# [What is expected]
Please report each line of the data below that contains "table".

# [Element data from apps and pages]
══════════

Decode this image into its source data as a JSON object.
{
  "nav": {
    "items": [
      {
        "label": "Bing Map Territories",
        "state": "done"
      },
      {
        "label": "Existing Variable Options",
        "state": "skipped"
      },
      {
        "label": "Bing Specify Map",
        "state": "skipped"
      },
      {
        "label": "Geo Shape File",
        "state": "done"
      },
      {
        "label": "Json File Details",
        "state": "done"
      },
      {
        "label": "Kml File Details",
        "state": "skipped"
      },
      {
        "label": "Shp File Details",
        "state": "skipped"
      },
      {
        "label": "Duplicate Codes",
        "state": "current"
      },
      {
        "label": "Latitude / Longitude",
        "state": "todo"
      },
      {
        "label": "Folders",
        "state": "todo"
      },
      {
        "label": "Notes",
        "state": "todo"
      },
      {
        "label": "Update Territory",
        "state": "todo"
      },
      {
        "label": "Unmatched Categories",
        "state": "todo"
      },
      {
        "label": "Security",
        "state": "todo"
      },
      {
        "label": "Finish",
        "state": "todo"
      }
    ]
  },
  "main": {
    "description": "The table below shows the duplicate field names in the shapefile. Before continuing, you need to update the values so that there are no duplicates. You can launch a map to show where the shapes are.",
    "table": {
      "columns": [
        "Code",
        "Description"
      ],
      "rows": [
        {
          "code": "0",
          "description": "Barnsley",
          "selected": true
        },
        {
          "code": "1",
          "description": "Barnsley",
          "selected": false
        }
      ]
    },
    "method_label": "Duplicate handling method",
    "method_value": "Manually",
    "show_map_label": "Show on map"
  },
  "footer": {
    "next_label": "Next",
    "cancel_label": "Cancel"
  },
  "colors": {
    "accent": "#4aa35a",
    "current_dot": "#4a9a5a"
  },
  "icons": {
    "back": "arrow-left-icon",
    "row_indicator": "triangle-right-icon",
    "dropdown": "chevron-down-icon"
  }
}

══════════

# [Answer space]
    "description": "The table below shows the duplicate field names in the shapefile. Before continuing, you need to update the values so that there are no duplicates. You can launch a map to show where the shapes are.",
    "table": {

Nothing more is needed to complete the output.